Addressing an Urban Land Institute New York forum yesterday, Related Cos CEO Jeff Blau—whose firm’s Hudson Yards project raised $600M via Chinese EB-5 investors – told audiences, “we should be looking at other places for capital over the next couple of years.” “If you talk to Chinese investors, they don’t see any problems with the economy and they basically think everything is fine,” Jeff says. “But if you ask the State Administration of Foreign Exchange, which is basically the equivalent of the Federal Reserve, they’re thinking about limiting currency controls and outbound capital flows to address some of the current concerns. I think it’s a hint of what’s about to come.” (Snapped: Mitch Roschelle, of PwC; Jeff Blau, speaking; Himmel + Meringoff Properties principal Leslie Himmel; and CBRE vice chairman Darcy Stacom)

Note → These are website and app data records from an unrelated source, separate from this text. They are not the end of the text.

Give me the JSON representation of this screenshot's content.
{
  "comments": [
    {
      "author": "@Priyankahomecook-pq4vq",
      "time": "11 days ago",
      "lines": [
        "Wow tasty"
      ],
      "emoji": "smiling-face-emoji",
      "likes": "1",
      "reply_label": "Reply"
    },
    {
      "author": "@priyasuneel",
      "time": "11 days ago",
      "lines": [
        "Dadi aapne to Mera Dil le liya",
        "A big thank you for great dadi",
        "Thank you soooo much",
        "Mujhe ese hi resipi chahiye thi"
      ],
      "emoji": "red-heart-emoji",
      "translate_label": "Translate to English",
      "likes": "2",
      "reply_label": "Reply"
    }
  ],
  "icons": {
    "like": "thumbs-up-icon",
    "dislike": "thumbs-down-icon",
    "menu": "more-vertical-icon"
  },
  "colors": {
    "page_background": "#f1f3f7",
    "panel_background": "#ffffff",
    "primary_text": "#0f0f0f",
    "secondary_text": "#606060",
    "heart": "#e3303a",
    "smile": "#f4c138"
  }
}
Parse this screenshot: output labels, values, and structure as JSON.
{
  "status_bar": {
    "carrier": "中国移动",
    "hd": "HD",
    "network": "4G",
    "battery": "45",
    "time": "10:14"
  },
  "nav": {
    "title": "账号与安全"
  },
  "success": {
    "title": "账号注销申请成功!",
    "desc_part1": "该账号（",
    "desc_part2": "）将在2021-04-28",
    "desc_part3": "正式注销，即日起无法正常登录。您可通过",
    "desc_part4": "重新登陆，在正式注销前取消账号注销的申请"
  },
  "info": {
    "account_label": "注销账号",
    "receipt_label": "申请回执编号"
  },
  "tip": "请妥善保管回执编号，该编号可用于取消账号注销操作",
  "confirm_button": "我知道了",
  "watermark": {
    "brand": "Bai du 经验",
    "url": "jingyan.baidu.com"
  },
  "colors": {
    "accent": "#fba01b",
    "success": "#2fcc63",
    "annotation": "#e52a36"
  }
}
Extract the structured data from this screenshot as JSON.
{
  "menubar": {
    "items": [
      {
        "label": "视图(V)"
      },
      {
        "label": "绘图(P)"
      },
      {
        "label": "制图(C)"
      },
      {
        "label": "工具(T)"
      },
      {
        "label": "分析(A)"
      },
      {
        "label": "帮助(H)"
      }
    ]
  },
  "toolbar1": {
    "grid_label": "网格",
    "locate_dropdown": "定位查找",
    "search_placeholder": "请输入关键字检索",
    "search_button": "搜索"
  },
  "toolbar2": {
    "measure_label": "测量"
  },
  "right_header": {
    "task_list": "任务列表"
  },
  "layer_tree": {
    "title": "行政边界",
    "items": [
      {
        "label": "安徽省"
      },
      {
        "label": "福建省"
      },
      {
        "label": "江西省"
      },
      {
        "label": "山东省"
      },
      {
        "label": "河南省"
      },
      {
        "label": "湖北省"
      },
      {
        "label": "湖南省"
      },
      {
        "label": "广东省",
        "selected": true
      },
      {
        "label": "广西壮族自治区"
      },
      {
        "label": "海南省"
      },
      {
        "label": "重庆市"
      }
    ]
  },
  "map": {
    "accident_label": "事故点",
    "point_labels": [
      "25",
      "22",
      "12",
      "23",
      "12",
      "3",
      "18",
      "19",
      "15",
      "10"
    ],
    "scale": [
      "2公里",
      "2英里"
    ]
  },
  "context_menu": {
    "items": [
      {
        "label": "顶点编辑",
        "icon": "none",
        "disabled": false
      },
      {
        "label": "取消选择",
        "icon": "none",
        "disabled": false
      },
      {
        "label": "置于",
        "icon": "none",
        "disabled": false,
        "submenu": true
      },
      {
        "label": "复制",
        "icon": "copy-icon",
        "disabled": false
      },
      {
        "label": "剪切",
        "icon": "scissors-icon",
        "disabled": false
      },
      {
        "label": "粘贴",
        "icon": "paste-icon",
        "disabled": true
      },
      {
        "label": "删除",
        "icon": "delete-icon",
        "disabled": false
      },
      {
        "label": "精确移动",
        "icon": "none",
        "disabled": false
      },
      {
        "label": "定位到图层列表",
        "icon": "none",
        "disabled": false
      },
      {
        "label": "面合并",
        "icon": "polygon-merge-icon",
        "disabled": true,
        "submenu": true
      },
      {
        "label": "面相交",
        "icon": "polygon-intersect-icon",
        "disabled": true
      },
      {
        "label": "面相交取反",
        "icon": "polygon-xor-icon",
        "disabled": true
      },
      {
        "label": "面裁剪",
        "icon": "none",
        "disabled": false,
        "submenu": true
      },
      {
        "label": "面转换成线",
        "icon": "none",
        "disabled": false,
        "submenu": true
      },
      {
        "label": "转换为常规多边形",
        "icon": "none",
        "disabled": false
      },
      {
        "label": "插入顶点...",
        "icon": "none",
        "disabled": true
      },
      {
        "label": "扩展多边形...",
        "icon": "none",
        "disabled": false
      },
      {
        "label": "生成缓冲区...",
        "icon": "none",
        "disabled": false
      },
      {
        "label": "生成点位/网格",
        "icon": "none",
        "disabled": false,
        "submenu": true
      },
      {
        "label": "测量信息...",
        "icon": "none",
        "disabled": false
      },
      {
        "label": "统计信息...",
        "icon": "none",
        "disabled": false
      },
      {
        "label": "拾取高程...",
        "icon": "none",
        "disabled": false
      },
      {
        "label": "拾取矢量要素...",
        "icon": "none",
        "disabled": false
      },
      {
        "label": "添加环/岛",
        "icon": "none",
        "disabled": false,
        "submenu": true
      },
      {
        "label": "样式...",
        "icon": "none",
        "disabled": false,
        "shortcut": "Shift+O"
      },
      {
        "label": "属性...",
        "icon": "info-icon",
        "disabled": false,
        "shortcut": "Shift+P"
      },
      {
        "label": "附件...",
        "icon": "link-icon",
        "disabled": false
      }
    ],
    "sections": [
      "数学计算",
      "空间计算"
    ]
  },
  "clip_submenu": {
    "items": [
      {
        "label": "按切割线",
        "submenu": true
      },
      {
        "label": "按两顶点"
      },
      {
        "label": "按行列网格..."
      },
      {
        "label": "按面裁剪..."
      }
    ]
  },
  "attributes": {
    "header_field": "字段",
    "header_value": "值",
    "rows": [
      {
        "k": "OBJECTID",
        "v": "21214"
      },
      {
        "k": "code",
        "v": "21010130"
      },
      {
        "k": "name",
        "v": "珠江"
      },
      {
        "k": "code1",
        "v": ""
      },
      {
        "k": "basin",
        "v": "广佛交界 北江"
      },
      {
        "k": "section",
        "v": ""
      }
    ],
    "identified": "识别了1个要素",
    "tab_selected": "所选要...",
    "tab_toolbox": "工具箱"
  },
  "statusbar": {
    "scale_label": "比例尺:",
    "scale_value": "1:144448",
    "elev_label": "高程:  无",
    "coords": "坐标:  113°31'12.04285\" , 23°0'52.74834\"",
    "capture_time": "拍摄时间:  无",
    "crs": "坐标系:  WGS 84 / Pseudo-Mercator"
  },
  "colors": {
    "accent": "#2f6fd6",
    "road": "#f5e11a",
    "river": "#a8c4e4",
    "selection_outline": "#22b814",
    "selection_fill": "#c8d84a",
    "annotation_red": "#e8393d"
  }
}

On another side—and in another city—yesterday morning at Bisnow’s Real Estate Finance event in Washington, DC—Madison Marquette CIO David Brainerd was bringing audiences up to speed on The Wharf, a $1.78B development his company is building in a JV with PN Hoffman that also raised funds from Chinese investors. Having helped lead financing of the second-largest mixed-use project in the country, David gave a picture of how hungry Chinese EB-5 investors have been for American real estate. When Hoffman-Madison Waterfront went looking for $90M of mortage debt equity, they had to fight investors off with a stick. “With that package, it was pretty easy to raise the money,” David, snapped next to Associate of Foreign Investors in Real Estate CEO Jim Fetgatter, says. “At one point, we were raising about $1M a day.” David described EB-5 as a “Wild West,” while also citing the benefits. The program was extended a year by Congress in 2015, but as the Chinese economy teeters, the appetite could shrink.
At the forum in New York, two of the city’s largest foreign investors debated the value of EB-5 investment. This panel, featuring Brian Ward, newly appointed CEO of Trimont Real Estate Advisors; Tom Arnold, head of Americas real estate for the Abu Dhabi Investment Authority; Erik Horvat, Fosun Property Holdings managing director; and Dean Shapiro, SVP of US investments with Oxford Properties Group. Tom called EB-5 a “cheap ticket” to US citizenship and says it was “up there with global warming and abortion” with how controversial the program has become. Meanwhile, Dean, a partner on Hudson Yards, praised EB-5 as “a highly effective funding mechanism for high-profile projects” and says for many years it was underutilized. As for the New York panel’s other optimists, Darcy says, “I still think we have plenty of people that can fill the void [of Chinese investors].” But even as Darcy cited such alternatives as Canadian, Middle Eastern and pension fund interests, Leslie wasn’t as convinced, suggesting that a slump in luxury apartment sales to foreign buyers could push down prices in the office market. And this could prove especially problematic when it comes to Chinese investors. Blau said that among the bids Related received from around the world earlier this week for the first Hudson tower, none were from China. “We got probably 10 bids to recap, but no Chinese,” he said.